The Religion Newswriters Association conference continues in Bethesda, Md. Here are a few more notes from Friday and Saturday at the event.
At a presentation called "50 Shades of Evangelicalism," a group of younger evangelicals talked about the growing diversity among this substantial slice of Christians in America. The diversity does not all move in one direction.
Robert Jones of the Public Religion Research Institute, for instance, noted that even though younger evangelicals trend more liberal on social issues, their support of Mitt Romney now is higher than that for John McCain four years ago. Patton Dodd, executive editor of Bondfire Books (e-books), said younger evangelicals often struggle with how to define themselves, since they don't fit into conventional stereotypes. And Sarah Pulliam Bailey, the new managing editor of Odyssey Networks after serving as the online editor at Christianity Today, said that when she was a student at Wheaton College, just outside Chicago, she found that "a lot of people know where they are from but they don't know what they are right now."
Brad Russell of FaithVillage.com, a new social network with appeal in the evangelical world, wondered if "evangelical is still a valid term." And panelists talked about the debate among the evangelical leaders about who could be called an evangelical and who could not. Is author Brian McLaren still an evangelical if he supports gay marriage? Dodd said the issue is do you identify yourself or do others define you.
Russell said a significant change in attitudes on social issues like gay marriage reflected a greater tolerance of a pluralistic society: "What's not right for me does not have to be a matter of law for everyone else... Younger evangelicals have grown up thinking their stance in the public square has been defined for them." They no longer accept that.
Perhaps the oddest session of the conference was one where representatives of the Obama and Romney campaigns faith outreach operations were invited to "tell war stories from the front lines."
First, the two from the Obama campaign - Broderick Johnson and Michael Wear - refused to let C-Span video the session. Then all three of them said in many different ways that faith really did not matter that much in the election, even though that was their area of focus. As Bob Smietana of the Nashville Tennessean tweeted: "Faith advisors on panel want to talk about works, not faith."
Stephen Prothero discussed his new book, The American Bible: How Our Words United, Divide and Define a Nation. It's a collection of 27 texts with a varieties of commentaries on each that he defined as "the texts that we value and fight about." He said that the U.S. is "held together not by a common creed but by a shared argument." And that plays out in the pages of this book.
Prothero acknowledged that sometimes the argument can get out of control. He suggested that the great thinkers of the past modeled how people could engage in public conversation and he cited the Jewish tradition of two kinds of arguments - one on behalf of the self, the other on behalf of heaven.
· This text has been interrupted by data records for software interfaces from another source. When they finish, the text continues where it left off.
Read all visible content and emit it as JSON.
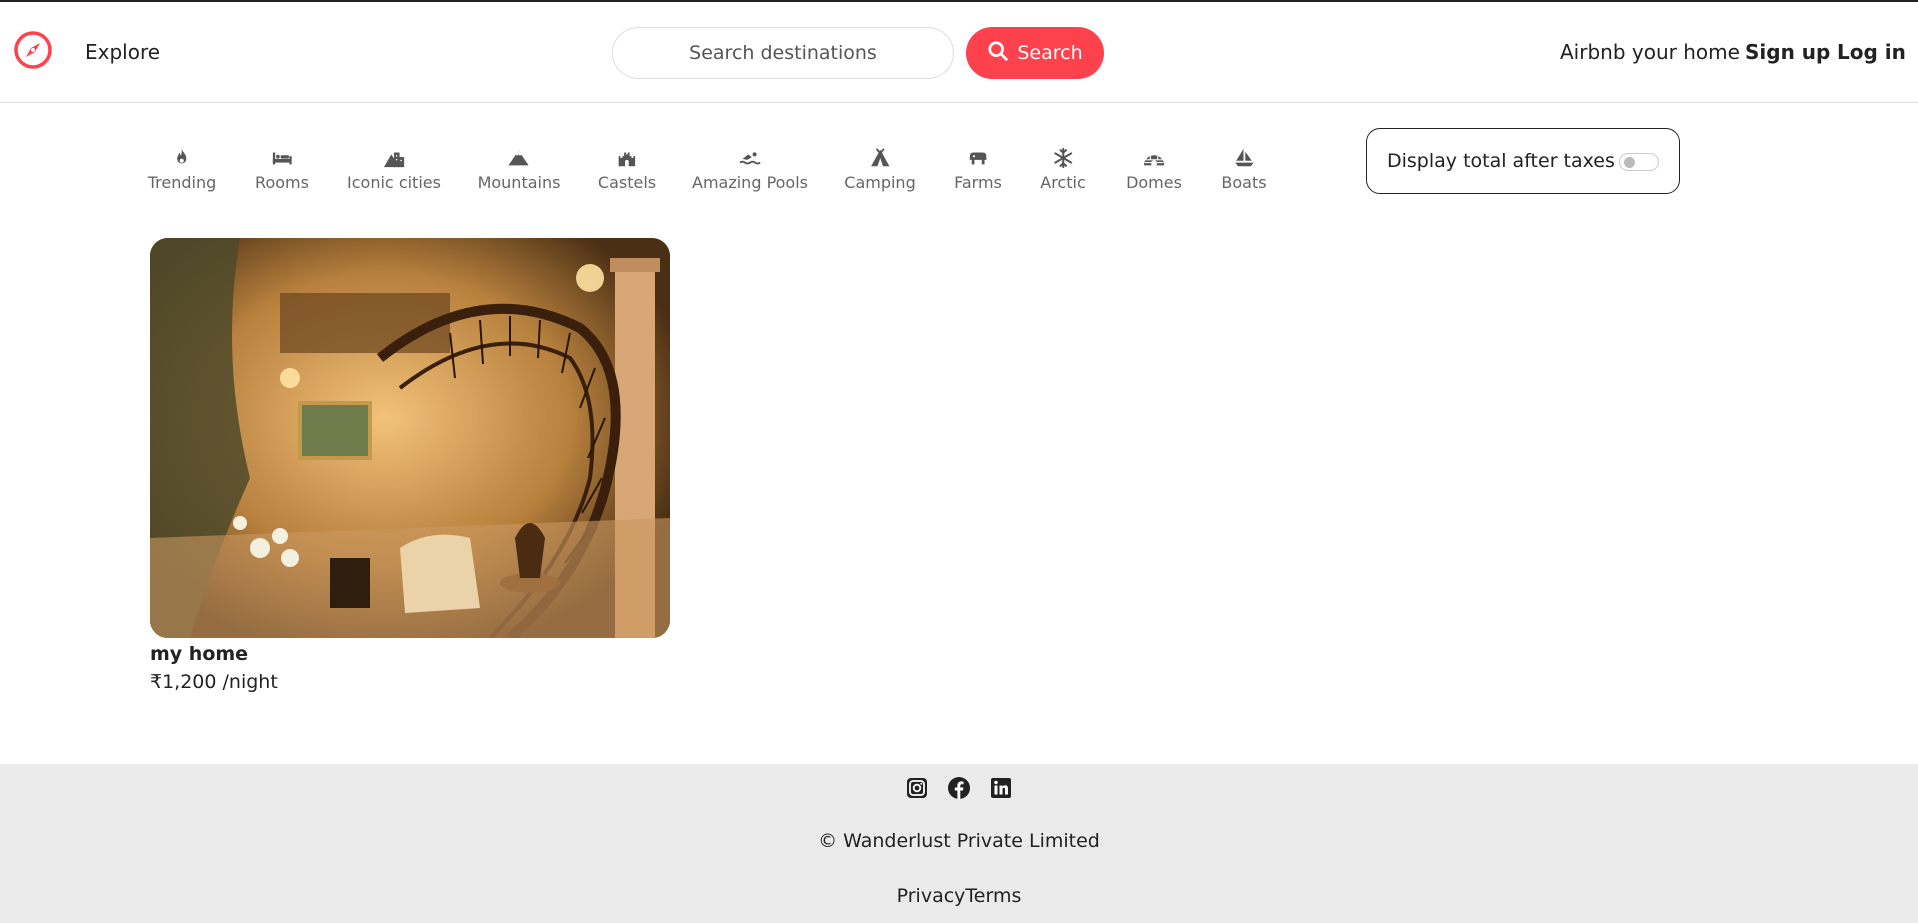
{
  "navbar": {
    "brand_icon": "compass-icon",
    "explore_label": "Explore",
    "search_placeholder": "Search destinations",
    "search_button_label": "Search",
    "host_label": "Airbnb your home",
    "signup_label": "Sign up",
    "login_label": "Log in",
    "accent_color": "#fe424d"
  },
  "filters": [
    {
      "label": "Trending",
      "icon": "fire-icon"
    },
    {
      "label": "Rooms",
      "icon": "bed-icon"
    },
    {
      "label": "Iconic cities",
      "icon": "city-icon"
    },
    {
      "label": "Mountains",
      "icon": "mountain-icon"
    },
    {
      "label": "Castels",
      "icon": "castle-icon"
    },
    {
      "label": "Amazing Pools",
      "icon": "swimmer-icon"
    },
    {
      "label": "Camping",
      "icon": "tent-icon"
    },
    {
      "label": "Farms",
      "icon": "cow-icon"
    },
    {
      "label": "Arctic",
      "icon": "snowflake-icon"
    },
    {
      "label": "Domes",
      "icon": "igloo-icon"
    },
    {
      "label": "Boats",
      "icon": "sailboat-icon"
    }
  ],
  "tax_toggle": {
    "label": "Display total after taxes",
    "enabled": false
  },
  "listings": [
    {
      "title": "my home",
      "price": "₹1,200 /night"
    }
  ],
  "footer": {
    "social_icons": [
      "instagram-icon",
      "facebook-icon",
      "linkedin-icon"
    ],
    "copyright": "© Wanderlust Private Limited",
    "privacy_label": "Privacy",
    "terms_label": "Terms"
  }
}
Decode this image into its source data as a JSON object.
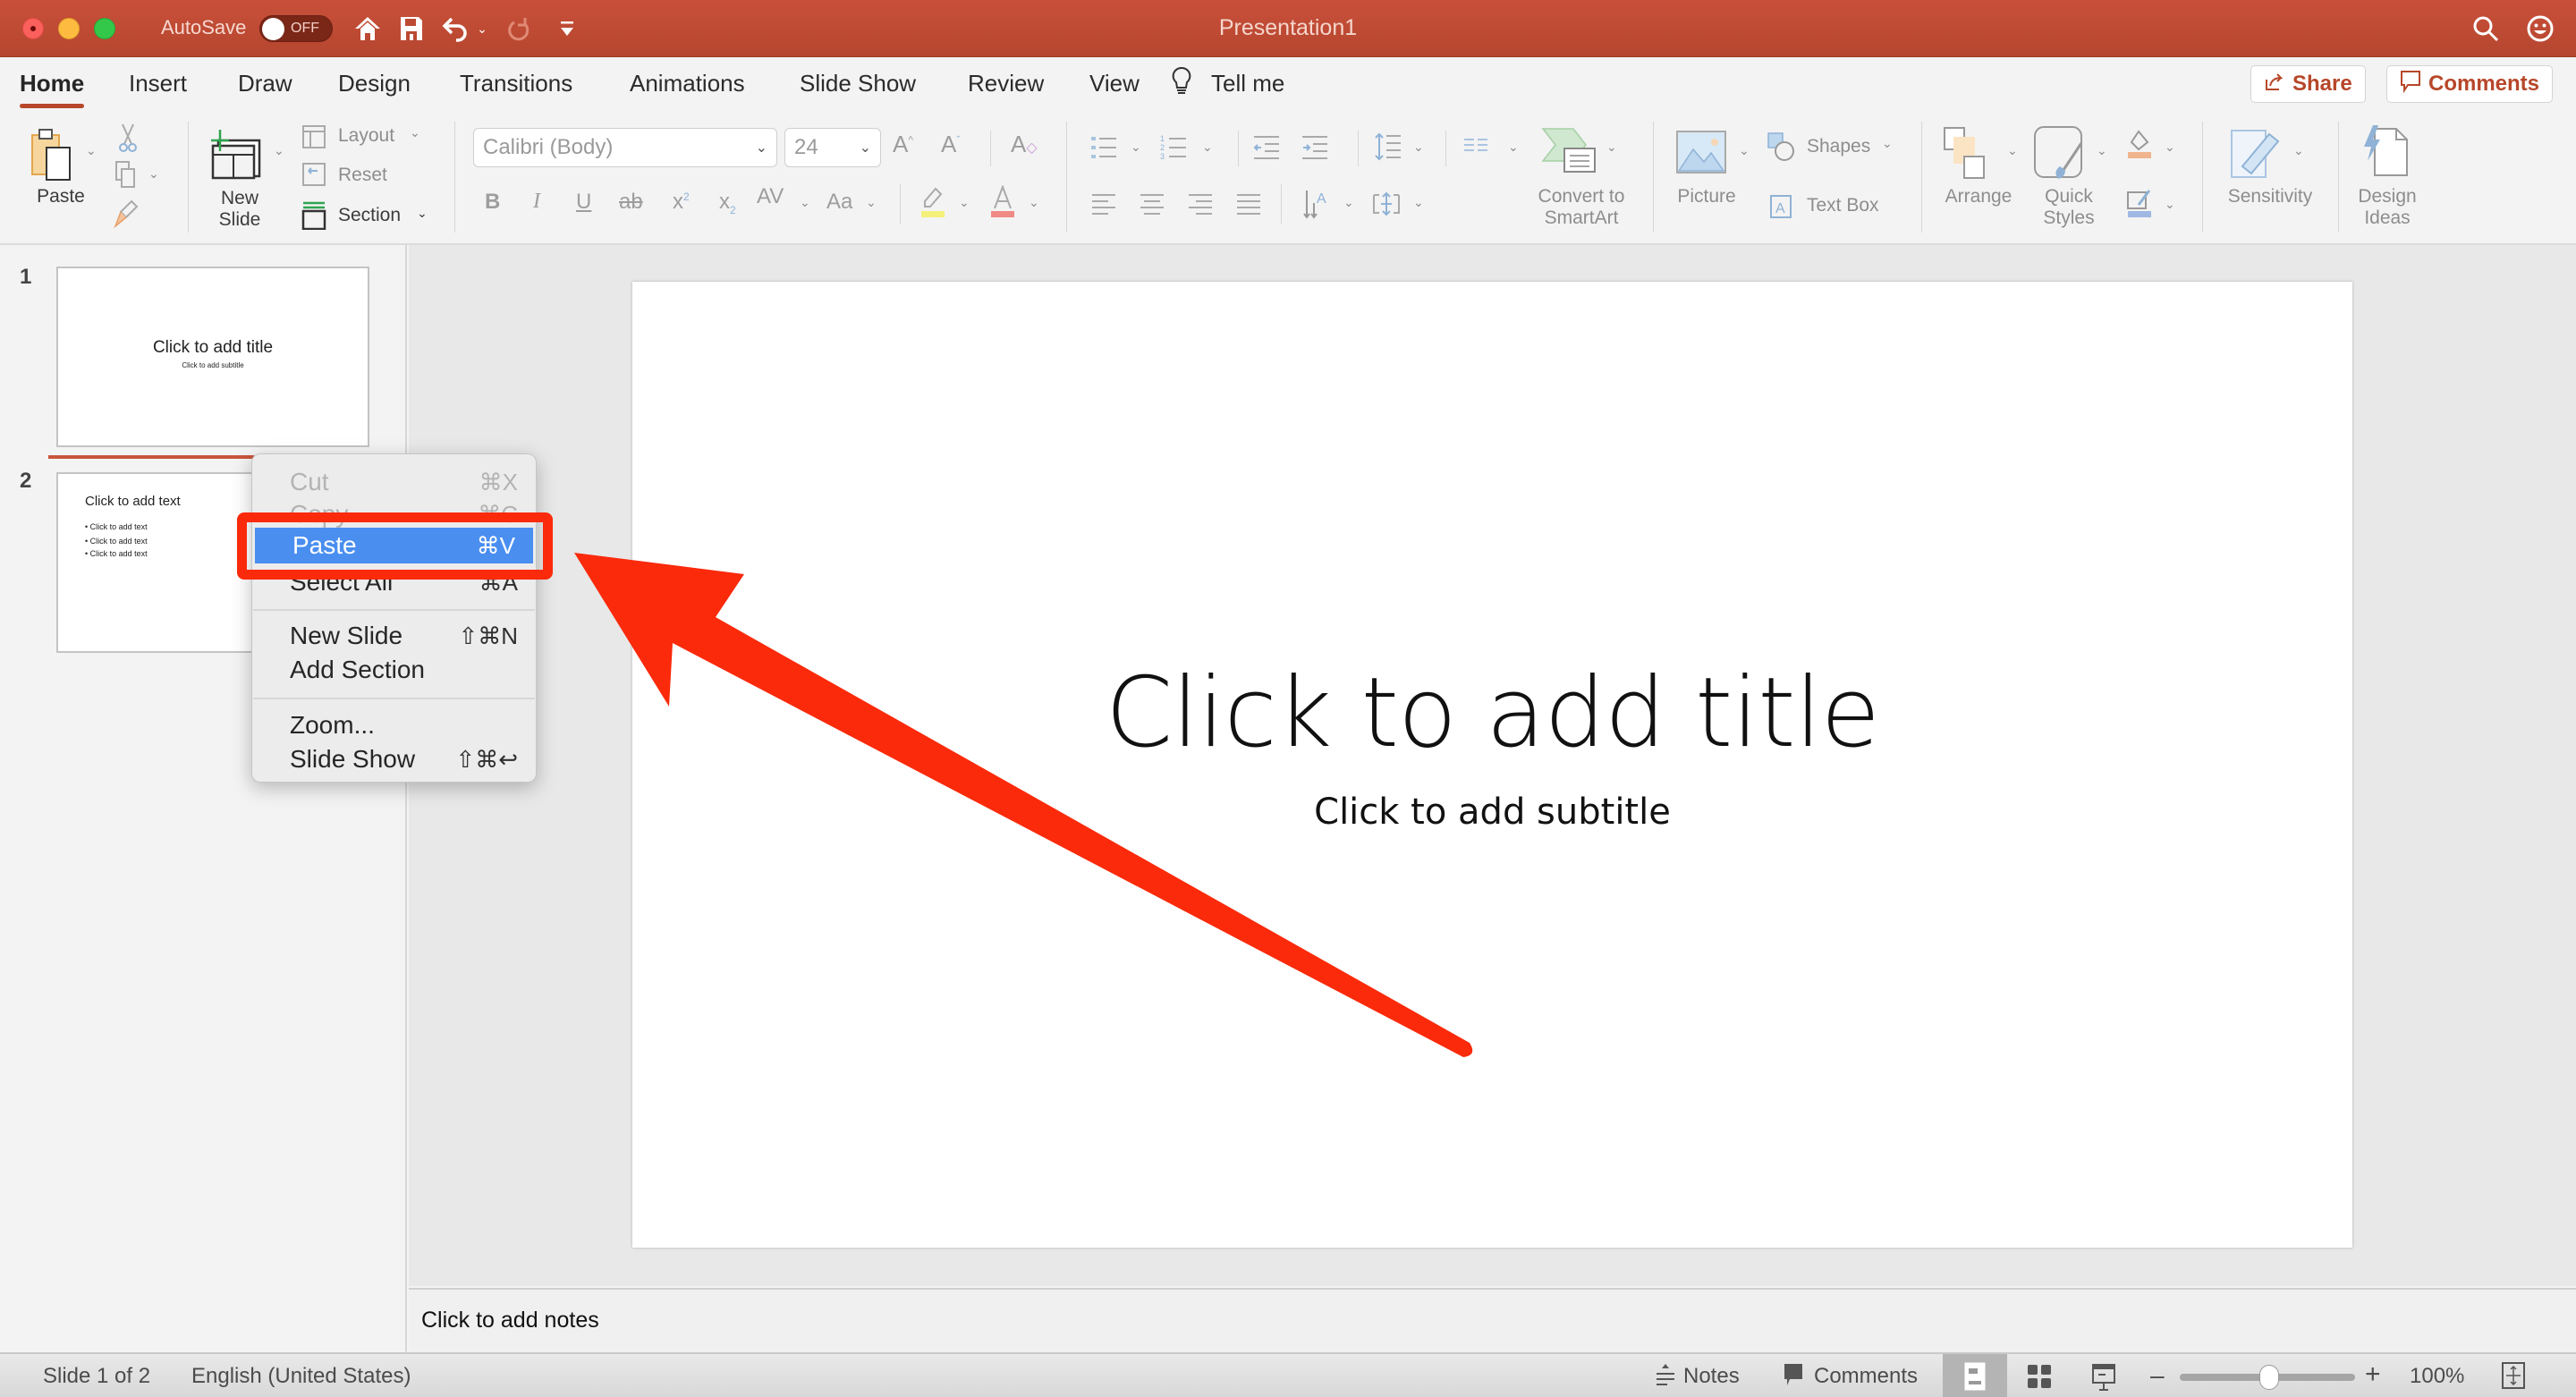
{
  "titlebar": {
    "autosave_label": "AutoSave",
    "autosave_state": "OFF",
    "document_title": "Presentation1"
  },
  "tabs": [
    {
      "label": "Home",
      "active": true
    },
    {
      "label": "Insert"
    },
    {
      "label": "Draw"
    },
    {
      "label": "Design"
    },
    {
      "label": "Transitions"
    },
    {
      "label": "Animations"
    },
    {
      "label": "Slide Show"
    },
    {
      "label": "Review"
    },
    {
      "label": "View"
    }
  ],
  "tell_me": "Tell me",
  "share_label": "Share",
  "comments_label": "Comments",
  "ribbon": {
    "paste": "Paste",
    "new_slide_1": "New",
    "new_slide_2": "Slide",
    "layout": "Layout",
    "reset": "Reset",
    "section": "Section",
    "font_name": "Calibri (Body)",
    "font_size": "24",
    "convert_1": "Convert to",
    "convert_2": "SmartArt",
    "picture": "Picture",
    "shapes": "Shapes",
    "text_box": "Text Box",
    "arrange": "Arrange",
    "quick_styles_1": "Quick",
    "quick_styles_2": "Styles",
    "sensitivity": "Sensitivity",
    "design_ideas_1": "Design",
    "design_ideas_2": "Ideas"
  },
  "slides": [
    {
      "number": "1",
      "title": "Click to add title",
      "subtitle": "Click to add subtitle"
    },
    {
      "number": "2",
      "heading": "Click to add text",
      "bullets": [
        "• Click to add text",
        "• Click to add text",
        "• Click to add text"
      ]
    }
  ],
  "current_slide": {
    "title": "Click to add title",
    "subtitle": "Click to add subtitle"
  },
  "notes_placeholder": "Click to add notes",
  "context_menu": {
    "items": [
      {
        "label": "Cut",
        "shortcut": "⌘X",
        "disabled": true
      },
      {
        "label": "Copy",
        "shortcut": "⌘C",
        "disabled": true
      },
      {
        "label": "Paste",
        "shortcut": "⌘V",
        "highlighted": true
      },
      {
        "label": "Select All",
        "shortcut": "⌘A"
      },
      {
        "label": "New Slide",
        "shortcut": "⇧⌘N"
      },
      {
        "label": "Add Section",
        "shortcut": ""
      },
      {
        "label": "Zoom...",
        "shortcut": ""
      },
      {
        "label": "Slide Show",
        "shortcut": "⇧⌘↩"
      }
    ]
  },
  "status": {
    "slide_position": "Slide 1 of 2",
    "language": "English (United States)",
    "notes": "Notes",
    "comments": "Comments",
    "zoom_level": "100%",
    "zoom_fraction": 0.5
  },
  "colors": {
    "accent": "#b7472a",
    "highlight": "#4a8ef0",
    "annotation": "#fa2a0b"
  }
}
An argument on behalf of heaven recognizes that truth resides there, not in any one of us, so as we listen and as we talk, we can come closer to the truth.